■ **Work to be completed**
Go through the entries below and copy every line that holds the word "content".

[Website and app data records]
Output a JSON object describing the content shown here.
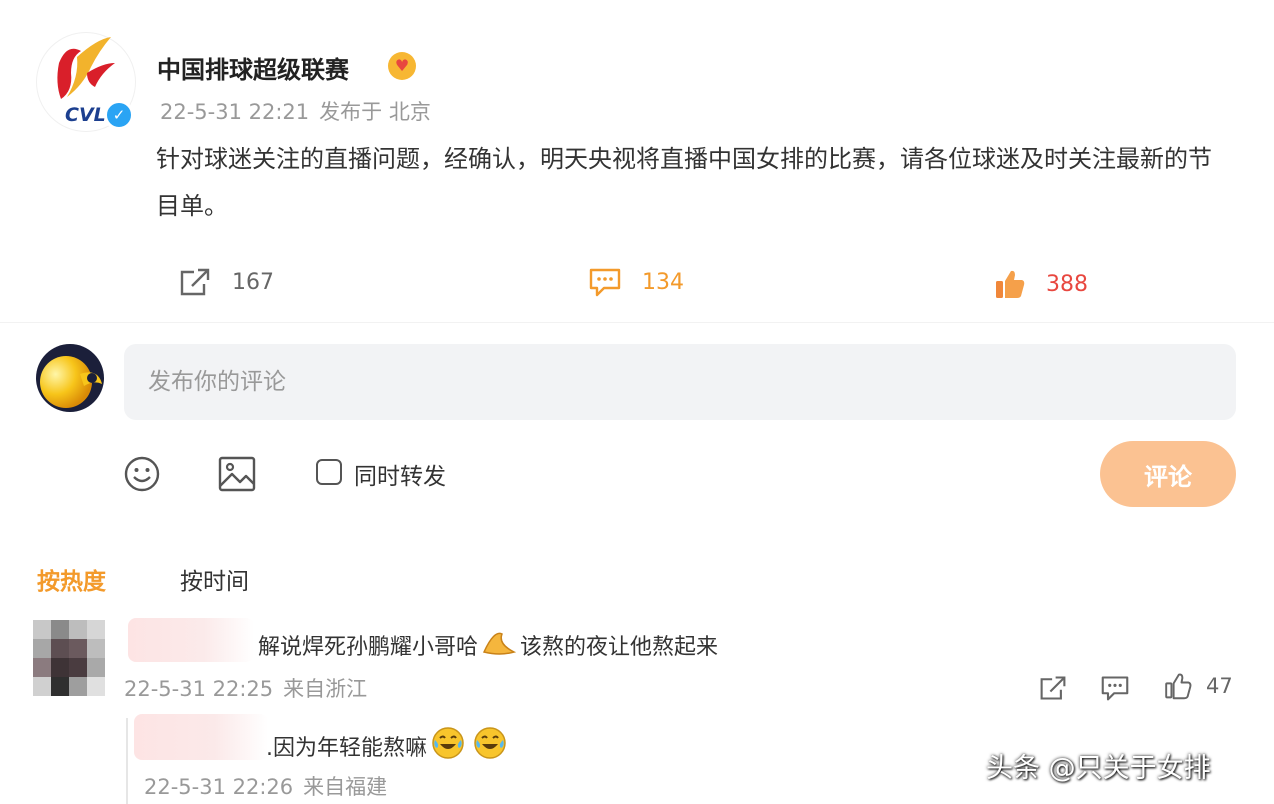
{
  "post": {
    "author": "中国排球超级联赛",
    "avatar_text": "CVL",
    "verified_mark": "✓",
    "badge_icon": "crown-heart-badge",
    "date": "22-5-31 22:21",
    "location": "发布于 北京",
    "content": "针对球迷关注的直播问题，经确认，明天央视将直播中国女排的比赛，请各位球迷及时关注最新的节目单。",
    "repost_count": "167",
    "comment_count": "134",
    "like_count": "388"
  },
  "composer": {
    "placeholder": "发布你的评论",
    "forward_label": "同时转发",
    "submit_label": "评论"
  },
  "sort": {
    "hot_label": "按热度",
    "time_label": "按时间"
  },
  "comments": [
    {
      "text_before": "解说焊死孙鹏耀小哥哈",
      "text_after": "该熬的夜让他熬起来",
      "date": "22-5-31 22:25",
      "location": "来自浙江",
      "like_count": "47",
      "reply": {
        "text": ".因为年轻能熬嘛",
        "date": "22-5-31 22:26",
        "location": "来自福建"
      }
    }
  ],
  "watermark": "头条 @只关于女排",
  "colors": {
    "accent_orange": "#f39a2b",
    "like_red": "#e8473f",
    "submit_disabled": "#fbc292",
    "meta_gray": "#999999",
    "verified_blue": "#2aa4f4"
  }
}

■ **Response to this task**
Output a JSON object describing the content shown here.
    "content": "针对球迷关注的直播问题，经确认，明天央视将直播中国女排的比赛，请各位球迷及时关注最新的节目单。",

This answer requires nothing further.